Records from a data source
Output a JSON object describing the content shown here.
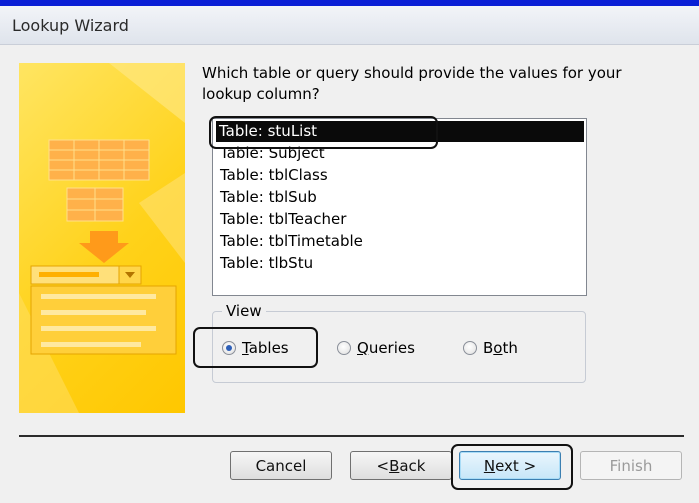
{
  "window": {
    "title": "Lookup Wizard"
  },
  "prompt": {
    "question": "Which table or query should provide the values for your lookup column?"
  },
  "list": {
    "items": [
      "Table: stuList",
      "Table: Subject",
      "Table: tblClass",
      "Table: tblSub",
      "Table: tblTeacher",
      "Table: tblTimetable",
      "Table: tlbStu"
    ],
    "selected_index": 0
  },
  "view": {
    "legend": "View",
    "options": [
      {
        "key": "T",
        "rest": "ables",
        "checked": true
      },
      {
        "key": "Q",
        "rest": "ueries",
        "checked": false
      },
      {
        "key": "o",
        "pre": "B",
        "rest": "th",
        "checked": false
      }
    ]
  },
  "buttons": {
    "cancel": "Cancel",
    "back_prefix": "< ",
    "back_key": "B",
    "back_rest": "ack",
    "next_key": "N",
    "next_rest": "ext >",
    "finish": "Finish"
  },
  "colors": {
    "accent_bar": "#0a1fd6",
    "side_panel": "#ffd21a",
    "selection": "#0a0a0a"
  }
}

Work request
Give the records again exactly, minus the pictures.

Answer to this task
Output a JSON object describing the content shown here.
{
  "window": {
    "title": "Lookup Wizard"
  },
  "prompt": {
    "question": "Which table or query should provide the values for your lookup column?"
  },
  "list": {
    "items": [
      "Table: stuList",
      "Table: Subject",
      "Table: tblClass",
      "Table: tblSub",
      "Table: tblTeacher",
      "Table: tblTimetable",
      "Table: tlbStu"
    ],
    "selected_index": 0
  },
  "view": {
    "legend": "View",
    "options": [
      {
        "key": "T",
        "rest": "ables",
        "checked": true
      },
      {
        "key": "Q",
        "rest": "ueries",
        "checked": false
      },
      {
        "key": "o",
        "pre": "B",
        "rest": "th",
        "checked": false
      }
    ]
  },
  "buttons": {
    "cancel": "Cancel",
    "back_prefix": "< ",
    "back_key": "B",
    "back_rest": "ack",
    "next_key": "N",
    "next_rest": "ext >",
    "finish": "Finish"
  },
  "colors": {
    "accent_bar": "#0a1fd6",
    "side_panel": "#ffd21a",
    "selection": "#0a0a0a"
  }
}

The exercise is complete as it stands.